TRY IT >> A word-for-word copy of all entries is required, without images.

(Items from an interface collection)
..........

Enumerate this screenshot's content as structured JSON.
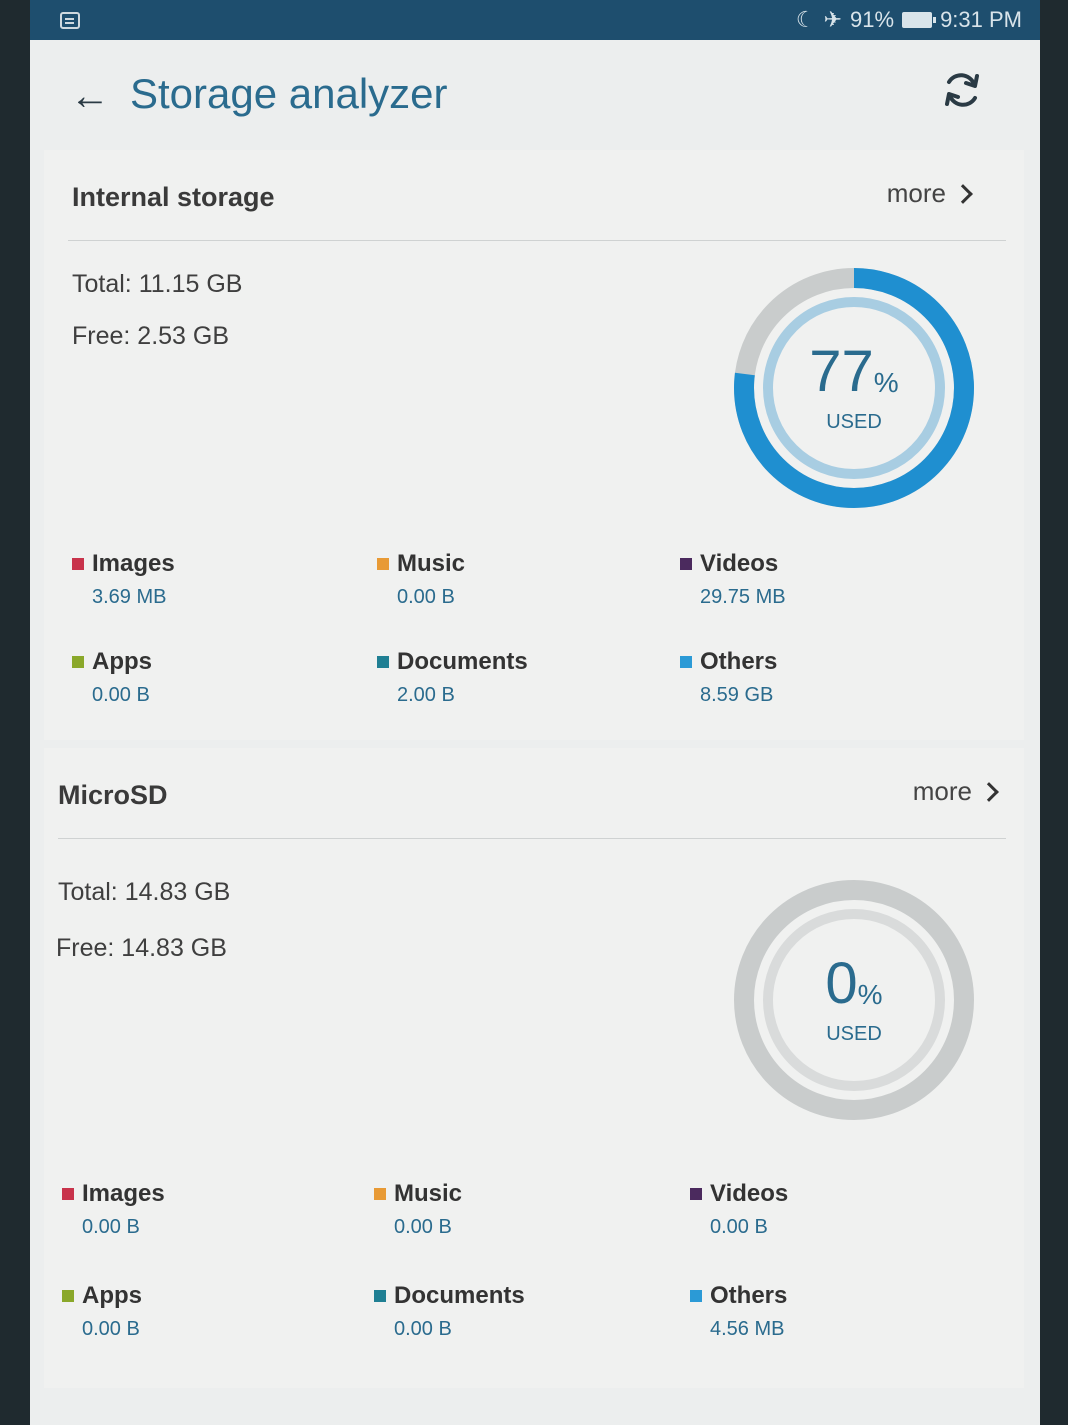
{
  "status": {
    "battery": "91%",
    "time": "9:31 PM"
  },
  "header": {
    "title": "Storage analyzer"
  },
  "colors": {
    "accent": "#2a6b8e",
    "ring_used": "#1f8fd0",
    "ring_bg": "#c9cccc",
    "images": "#c8334b",
    "music": "#e89a35",
    "videos": "#4b2a5e",
    "apps": "#8aa82a",
    "documents": "#1f7f93",
    "others": "#2b9ad6"
  },
  "internal": {
    "title": "Internal storage",
    "more": "more",
    "total": "Total: 11.15 GB",
    "free": "Free: 2.53 GB",
    "used_pct": "77",
    "used_fraction": 0.77,
    "pct_sign": "%",
    "used_label": "USED",
    "categories": [
      {
        "name": "Images",
        "value": "3.69 MB"
      },
      {
        "name": "Music",
        "value": "0.00 B"
      },
      {
        "name": "Videos",
        "value": "29.75 MB"
      },
      {
        "name": "Apps",
        "value": "0.00 B"
      },
      {
        "name": "Documents",
        "value": "2.00 B"
      },
      {
        "name": "Others",
        "value": "8.59 GB"
      }
    ]
  },
  "microsd": {
    "title": "MicroSD",
    "more": "more",
    "total": "Total: 14.83 GB",
    "free": "Free: 14.83 GB",
    "used_pct": "0",
    "used_fraction": 0,
    "pct_sign": "%",
    "used_label": "USED",
    "categories": [
      {
        "name": "Images",
        "value": "0.00 B"
      },
      {
        "name": "Music",
        "value": "0.00 B"
      },
      {
        "name": "Videos",
        "value": "0.00 B"
      },
      {
        "name": "Apps",
        "value": "0.00 B"
      },
      {
        "name": "Documents",
        "value": "0.00 B"
      },
      {
        "name": "Others",
        "value": "4.56 MB"
      }
    ]
  }
}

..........

RESPONSE AREA >>
Enumerate this screenshot's content as structured JSON.
{
  "status": {
    "battery": "91%",
    "time": "9:31 PM"
  },
  "header": {
    "title": "Storage analyzer"
  },
  "colors": {
    "accent": "#2a6b8e",
    "ring_used": "#1f8fd0",
    "ring_bg": "#c9cccc",
    "images": "#c8334b",
    "music": "#e89a35",
    "videos": "#4b2a5e",
    "apps": "#8aa82a",
    "documents": "#1f7f93",
    "others": "#2b9ad6"
  },
  "internal": {
    "title": "Internal storage",
    "more": "more",
    "total": "Total: 11.15 GB",
    "free": "Free: 2.53 GB",
    "used_pct": "77",
    "used_fraction": 0.77,
    "pct_sign": "%",
    "used_label": "USED",
    "categories": [
      {
        "name": "Images",
        "value": "3.69 MB"
      },
      {
        "name": "Music",
        "value": "0.00 B"
      },
      {
        "name": "Videos",
        "value": "29.75 MB"
      },
      {
        "name": "Apps",
        "value": "0.00 B"
      },
      {
        "name": "Documents",
        "value": "2.00 B"
      },
      {
        "name": "Others",
        "value": "8.59 GB"
      }
    ]
  },
  "microsd": {
    "title": "MicroSD",
    "more": "more",
    "total": "Total: 14.83 GB",
    "free": "Free: 14.83 GB",
    "used_pct": "0",
    "used_fraction": 0,
    "pct_sign": "%",
    "used_label": "USED",
    "categories": [
      {
        "name": "Images",
        "value": "0.00 B"
      },
      {
        "name": "Music",
        "value": "0.00 B"
      },
      {
        "name": "Videos",
        "value": "0.00 B"
      },
      {
        "name": "Apps",
        "value": "0.00 B"
      },
      {
        "name": "Documents",
        "value": "0.00 B"
      },
      {
        "name": "Others",
        "value": "4.56 MB"
      }
    ]
  }
}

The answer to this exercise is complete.